ENTRIES SHOWN:
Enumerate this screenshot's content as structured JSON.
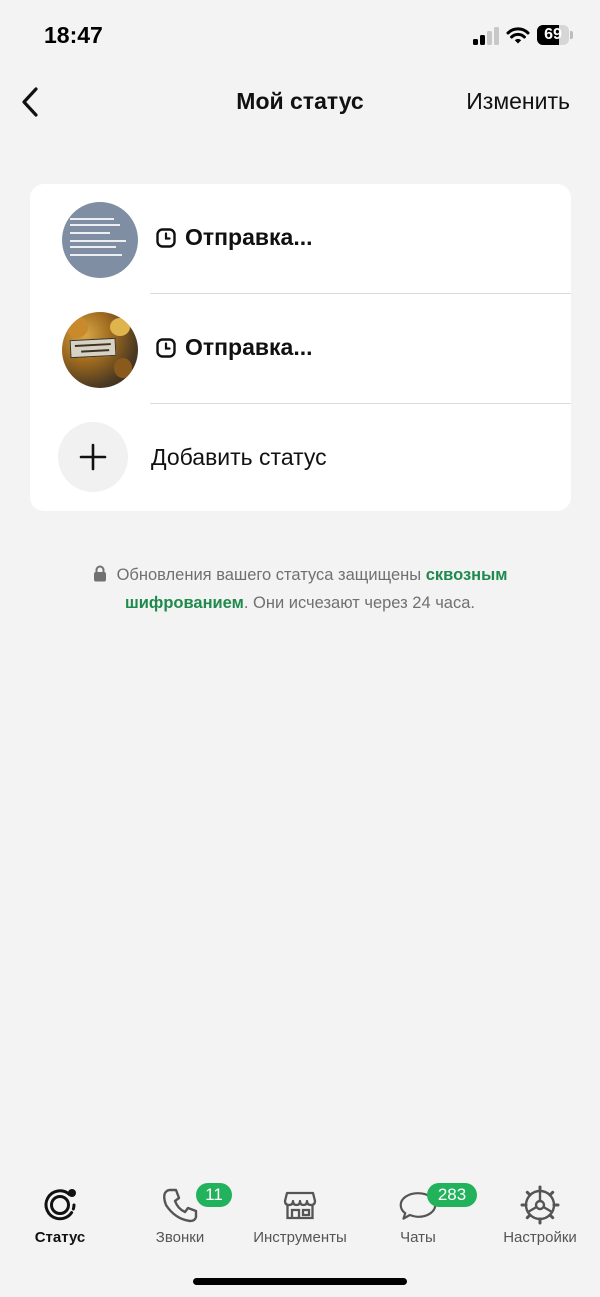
{
  "status_bar": {
    "time": "18:47",
    "battery_percent": "69",
    "battery_level": 0.69
  },
  "header": {
    "title": "Мой статус",
    "edit_label": "Изменить"
  },
  "statuses": [
    {
      "label": "Отправка..."
    },
    {
      "label": "Отправка..."
    }
  ],
  "add_status_label": "Добавить статус",
  "info": {
    "text_before": "Обновления вашего статуса защищены",
    "link": "сквозным шифрованием",
    "text_after": ". Они исчезают через 24 часа."
  },
  "tabs": [
    {
      "label": "Статус",
      "active": true,
      "icon": "status-icon"
    },
    {
      "label": "Звонки",
      "badge": "11",
      "icon": "phone-icon"
    },
    {
      "label": "Инструменты",
      "icon": "store-icon"
    },
    {
      "label": "Чаты",
      "badge": "283",
      "icon": "chat-icon"
    },
    {
      "label": "Настройки",
      "icon": "settings-icon"
    }
  ],
  "colors": {
    "accent": "#21b25b",
    "link": "#1f8a4c",
    "background": "#f3f3f3"
  }
}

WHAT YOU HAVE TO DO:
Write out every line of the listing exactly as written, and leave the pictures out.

FINISHED EXERCISE:
Enumerate this screenshot's content as structured JSON.
{
  "status_bar": {
    "time": "18:47",
    "battery_percent": "69",
    "battery_level": 0.69
  },
  "header": {
    "title": "Мой статус",
    "edit_label": "Изменить"
  },
  "statuses": [
    {
      "label": "Отправка..."
    },
    {
      "label": "Отправка..."
    }
  ],
  "add_status_label": "Добавить статус",
  "info": {
    "text_before": "Обновления вашего статуса защищены",
    "link": "сквозным шифрованием",
    "text_after": ". Они исчезают через 24 часа."
  },
  "tabs": [
    {
      "label": "Статус",
      "active": true,
      "icon": "status-icon"
    },
    {
      "label": "Звонки",
      "badge": "11",
      "icon": "phone-icon"
    },
    {
      "label": "Инструменты",
      "icon": "store-icon"
    },
    {
      "label": "Чаты",
      "badge": "283",
      "icon": "chat-icon"
    },
    {
      "label": "Настройки",
      "icon": "settings-icon"
    }
  ],
  "colors": {
    "accent": "#21b25b",
    "link": "#1f8a4c",
    "background": "#f3f3f3"
  }
}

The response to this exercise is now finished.